We have two gas fireplace inserts but have recently removed one of them to open the masonry fireplace it was installed into back up again.
We’ve shown below what both of these gas fireplaces look like from the outside.
What Does A Gas Fireplace Look Like?
What a gas fireplace looks like can largely depend on what type of gas fireplace it is, such as whether it’s:
- A built-in model or insert version
- Natural vent, direct vent or ventless
We’ve owned and used gas fireplace inserts and so in this article we’ve primarily covered what a gas fireplace insert looks like but will still apply to other forms of gas fireplace.
The gas fireplace below is an insert that was installed in an existing open fireplace before the house was bought.
As part of the overall fireplace package it has a:
- Timber mantle and surround (painted white)
- Slabs of non-combustible material between the surround and the gas insert.
(You can find more information on the above in our articles on fireplace hearths and fireplace surrounds.)
Another example of a gas fireplace insert (that we’ve since removed from our kitchen fireplace) is shown below.
Looking closer at our gas fireplace inserts highlights the main elements of a gas fireplace.
The elements of a gas fireplace you can see in the picture above include:
- Firebox (the whole area where the fire is contained)
- Media (in this case it’s coals)
- Trim (covering the gap between the insert and the surround)

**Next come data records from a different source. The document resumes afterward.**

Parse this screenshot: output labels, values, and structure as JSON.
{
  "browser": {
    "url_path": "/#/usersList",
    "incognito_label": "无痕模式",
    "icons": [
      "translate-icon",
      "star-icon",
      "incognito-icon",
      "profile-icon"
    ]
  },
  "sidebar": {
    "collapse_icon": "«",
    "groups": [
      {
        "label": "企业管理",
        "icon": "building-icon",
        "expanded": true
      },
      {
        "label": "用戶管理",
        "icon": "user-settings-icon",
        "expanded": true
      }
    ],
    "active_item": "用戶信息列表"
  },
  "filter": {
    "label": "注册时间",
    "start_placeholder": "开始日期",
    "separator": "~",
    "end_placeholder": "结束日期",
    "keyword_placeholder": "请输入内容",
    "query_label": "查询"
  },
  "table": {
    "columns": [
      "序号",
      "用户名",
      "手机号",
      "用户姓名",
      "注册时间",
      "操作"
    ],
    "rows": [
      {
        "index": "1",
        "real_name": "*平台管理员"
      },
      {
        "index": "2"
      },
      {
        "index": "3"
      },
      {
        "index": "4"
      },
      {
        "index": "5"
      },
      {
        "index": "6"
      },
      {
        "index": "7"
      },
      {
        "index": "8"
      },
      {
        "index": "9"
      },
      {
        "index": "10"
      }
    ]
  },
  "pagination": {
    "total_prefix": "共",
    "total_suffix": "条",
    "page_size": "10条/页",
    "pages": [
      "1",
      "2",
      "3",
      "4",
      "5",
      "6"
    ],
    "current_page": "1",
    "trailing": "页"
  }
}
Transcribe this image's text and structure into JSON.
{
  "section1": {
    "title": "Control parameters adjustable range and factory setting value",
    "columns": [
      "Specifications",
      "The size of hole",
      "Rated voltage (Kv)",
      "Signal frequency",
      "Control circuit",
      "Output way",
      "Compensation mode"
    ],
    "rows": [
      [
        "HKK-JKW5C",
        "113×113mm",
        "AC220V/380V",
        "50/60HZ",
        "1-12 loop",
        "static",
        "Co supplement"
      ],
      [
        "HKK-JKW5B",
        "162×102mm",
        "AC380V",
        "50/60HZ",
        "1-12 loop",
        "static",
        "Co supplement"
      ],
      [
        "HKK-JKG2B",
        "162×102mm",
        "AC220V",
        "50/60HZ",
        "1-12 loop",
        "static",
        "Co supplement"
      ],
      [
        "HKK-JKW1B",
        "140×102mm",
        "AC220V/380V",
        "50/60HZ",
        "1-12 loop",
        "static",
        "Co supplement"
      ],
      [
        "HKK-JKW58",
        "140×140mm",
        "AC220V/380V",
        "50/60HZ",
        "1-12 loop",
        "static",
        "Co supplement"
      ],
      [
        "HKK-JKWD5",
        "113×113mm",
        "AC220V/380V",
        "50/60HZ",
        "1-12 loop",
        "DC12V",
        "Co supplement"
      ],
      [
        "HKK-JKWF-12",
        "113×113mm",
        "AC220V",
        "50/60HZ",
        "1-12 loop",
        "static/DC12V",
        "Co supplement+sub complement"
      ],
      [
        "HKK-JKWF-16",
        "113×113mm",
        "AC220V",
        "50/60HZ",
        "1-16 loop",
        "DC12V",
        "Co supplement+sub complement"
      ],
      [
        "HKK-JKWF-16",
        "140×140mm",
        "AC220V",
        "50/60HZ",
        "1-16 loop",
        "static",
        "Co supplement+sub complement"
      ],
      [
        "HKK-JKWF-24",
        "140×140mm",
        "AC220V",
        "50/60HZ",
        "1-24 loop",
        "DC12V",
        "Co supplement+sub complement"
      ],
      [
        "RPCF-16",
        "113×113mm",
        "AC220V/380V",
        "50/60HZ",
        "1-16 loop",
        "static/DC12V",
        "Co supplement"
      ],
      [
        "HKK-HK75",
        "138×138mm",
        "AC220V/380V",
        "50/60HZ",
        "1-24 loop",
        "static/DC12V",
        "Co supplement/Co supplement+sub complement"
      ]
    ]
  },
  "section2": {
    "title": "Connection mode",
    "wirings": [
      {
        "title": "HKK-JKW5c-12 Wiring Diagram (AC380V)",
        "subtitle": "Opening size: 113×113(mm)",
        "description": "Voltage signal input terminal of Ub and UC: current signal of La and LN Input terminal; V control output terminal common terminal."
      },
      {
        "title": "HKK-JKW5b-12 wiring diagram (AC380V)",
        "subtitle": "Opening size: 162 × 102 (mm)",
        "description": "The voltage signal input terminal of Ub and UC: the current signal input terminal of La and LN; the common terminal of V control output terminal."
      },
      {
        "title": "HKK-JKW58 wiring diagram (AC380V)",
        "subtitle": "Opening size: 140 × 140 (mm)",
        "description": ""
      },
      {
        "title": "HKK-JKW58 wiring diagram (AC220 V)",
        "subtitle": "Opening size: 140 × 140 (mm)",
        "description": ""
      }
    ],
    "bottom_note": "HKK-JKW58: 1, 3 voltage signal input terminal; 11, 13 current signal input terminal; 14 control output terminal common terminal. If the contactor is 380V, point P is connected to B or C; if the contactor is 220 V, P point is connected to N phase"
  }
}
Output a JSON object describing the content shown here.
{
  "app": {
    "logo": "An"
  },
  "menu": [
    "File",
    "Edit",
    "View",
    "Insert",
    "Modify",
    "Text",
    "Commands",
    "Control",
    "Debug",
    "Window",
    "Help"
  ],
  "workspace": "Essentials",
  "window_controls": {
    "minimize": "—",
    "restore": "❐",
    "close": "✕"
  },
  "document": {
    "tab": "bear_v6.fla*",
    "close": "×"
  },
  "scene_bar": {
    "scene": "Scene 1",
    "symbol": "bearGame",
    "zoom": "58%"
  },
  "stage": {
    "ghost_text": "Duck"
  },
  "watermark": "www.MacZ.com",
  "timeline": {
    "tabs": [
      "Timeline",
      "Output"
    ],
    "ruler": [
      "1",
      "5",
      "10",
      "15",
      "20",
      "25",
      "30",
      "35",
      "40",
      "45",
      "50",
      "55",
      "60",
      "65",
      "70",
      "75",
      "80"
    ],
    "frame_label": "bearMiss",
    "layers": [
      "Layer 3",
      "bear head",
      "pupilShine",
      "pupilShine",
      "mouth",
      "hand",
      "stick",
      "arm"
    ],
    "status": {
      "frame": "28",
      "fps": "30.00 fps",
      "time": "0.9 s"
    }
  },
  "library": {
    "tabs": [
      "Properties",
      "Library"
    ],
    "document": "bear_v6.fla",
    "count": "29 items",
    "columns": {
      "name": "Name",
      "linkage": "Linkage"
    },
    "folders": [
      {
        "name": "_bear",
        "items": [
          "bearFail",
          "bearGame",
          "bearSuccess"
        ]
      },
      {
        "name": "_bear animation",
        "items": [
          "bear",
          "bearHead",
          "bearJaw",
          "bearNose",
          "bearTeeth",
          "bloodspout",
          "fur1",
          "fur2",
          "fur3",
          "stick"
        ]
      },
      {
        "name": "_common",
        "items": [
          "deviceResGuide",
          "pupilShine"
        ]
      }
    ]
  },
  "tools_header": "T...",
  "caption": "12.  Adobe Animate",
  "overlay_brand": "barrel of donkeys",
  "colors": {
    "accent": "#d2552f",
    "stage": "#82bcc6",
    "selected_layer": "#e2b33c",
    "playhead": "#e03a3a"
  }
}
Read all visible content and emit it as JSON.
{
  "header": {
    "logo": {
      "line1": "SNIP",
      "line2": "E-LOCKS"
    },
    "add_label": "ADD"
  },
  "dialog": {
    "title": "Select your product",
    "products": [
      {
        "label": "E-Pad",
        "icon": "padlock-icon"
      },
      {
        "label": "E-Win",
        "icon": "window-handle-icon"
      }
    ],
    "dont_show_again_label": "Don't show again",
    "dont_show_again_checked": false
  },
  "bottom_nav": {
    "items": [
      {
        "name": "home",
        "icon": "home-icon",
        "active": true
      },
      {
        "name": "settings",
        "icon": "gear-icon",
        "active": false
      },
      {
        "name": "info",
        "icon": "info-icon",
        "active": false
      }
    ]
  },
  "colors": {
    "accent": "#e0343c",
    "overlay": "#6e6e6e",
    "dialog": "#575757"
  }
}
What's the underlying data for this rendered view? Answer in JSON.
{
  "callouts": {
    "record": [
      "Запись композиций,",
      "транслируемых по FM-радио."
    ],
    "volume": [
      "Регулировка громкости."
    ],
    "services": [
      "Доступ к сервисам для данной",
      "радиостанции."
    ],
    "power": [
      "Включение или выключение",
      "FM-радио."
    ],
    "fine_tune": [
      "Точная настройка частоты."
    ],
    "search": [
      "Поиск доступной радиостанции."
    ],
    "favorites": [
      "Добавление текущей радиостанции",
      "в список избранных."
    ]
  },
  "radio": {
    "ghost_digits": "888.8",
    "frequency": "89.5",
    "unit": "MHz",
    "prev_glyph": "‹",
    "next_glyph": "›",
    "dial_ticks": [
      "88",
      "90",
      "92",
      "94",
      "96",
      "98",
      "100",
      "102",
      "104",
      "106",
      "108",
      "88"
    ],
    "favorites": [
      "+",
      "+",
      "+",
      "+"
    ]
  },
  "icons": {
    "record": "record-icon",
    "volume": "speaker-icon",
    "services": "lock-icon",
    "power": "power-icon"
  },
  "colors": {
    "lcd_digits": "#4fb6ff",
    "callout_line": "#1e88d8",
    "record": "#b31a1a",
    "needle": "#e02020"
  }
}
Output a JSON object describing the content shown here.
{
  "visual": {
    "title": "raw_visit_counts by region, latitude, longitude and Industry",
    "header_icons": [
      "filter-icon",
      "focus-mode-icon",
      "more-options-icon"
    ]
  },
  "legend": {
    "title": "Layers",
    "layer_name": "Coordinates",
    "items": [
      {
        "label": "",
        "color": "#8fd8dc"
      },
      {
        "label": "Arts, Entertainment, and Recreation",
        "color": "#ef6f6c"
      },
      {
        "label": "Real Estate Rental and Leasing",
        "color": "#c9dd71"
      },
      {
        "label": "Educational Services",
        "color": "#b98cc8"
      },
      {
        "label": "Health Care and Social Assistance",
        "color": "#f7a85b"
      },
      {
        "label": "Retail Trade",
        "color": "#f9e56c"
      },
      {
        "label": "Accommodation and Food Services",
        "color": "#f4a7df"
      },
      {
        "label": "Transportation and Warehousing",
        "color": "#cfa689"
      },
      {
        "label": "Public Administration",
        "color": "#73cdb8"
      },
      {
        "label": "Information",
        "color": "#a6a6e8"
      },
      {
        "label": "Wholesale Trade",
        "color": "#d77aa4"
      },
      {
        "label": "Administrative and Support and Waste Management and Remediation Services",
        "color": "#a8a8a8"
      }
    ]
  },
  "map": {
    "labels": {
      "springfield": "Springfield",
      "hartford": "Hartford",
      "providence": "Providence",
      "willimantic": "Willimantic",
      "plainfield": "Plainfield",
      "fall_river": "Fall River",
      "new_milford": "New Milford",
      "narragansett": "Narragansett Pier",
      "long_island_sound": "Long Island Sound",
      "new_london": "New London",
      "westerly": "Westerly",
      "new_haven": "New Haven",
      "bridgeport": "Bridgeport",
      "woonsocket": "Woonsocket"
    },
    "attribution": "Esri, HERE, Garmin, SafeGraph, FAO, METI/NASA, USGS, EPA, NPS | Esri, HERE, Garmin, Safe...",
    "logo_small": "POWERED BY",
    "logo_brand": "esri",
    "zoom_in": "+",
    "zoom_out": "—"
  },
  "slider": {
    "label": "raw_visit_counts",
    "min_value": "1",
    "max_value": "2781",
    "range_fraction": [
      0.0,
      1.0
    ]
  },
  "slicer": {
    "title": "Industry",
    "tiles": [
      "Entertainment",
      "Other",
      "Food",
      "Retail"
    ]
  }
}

The media fuel bed for this particular model of gas fireplace is coals, but can also be commonly found as logs, both of which are made from non-combustible materials and so don’t burn and are only for show.
These are arranged in a particular pattern and order on top of the ceramic combustion matrix, which in turn sits on top of the burner tray.
This particular gas fireplace insert has an open vent hood at the top where all waste air from the fire is removed from the home thanks to the natural movement of air up the chimney known as the draft.
As the base of this gas fireplace is the two-piece firefront which acts both as a decorative part of the fireplace and as a cover for the controls to the fireplace behind.
There may also be a gas line close to where the gas fireplace is installed.
As this gas fireplace is live and operational we can’t remove it to show any further detail of what a gas fireplace look like from either behind or the sides.
However, we have another gas fireplace that the previous house owner never connected up the gas mains that we’ve since removed from the open masonry fireplace in our kitchen.
The picture above shows what a gas fireplace looks like with the removable components taken out, such the media in the form of coals and the firefront.
The images below show what this gas fireplace insert looks like on its own.
The examples of gas fireplaces we’ve shown in the article are natural vent gas fireplaces but many gas fireplaces are direct vent with glass fronts and are sealed systems with no mixing off air between the room and the fireplace.
Although we don’t personally own any forms of direct vent or ventless gas fireplace, examples of what these types of gas fireplace look like are shown below.
What’s Inside A Gas Fireplace
How To Know If You Have A Gas Fireplace
Can You Burn Wood In A Gas Fireplace?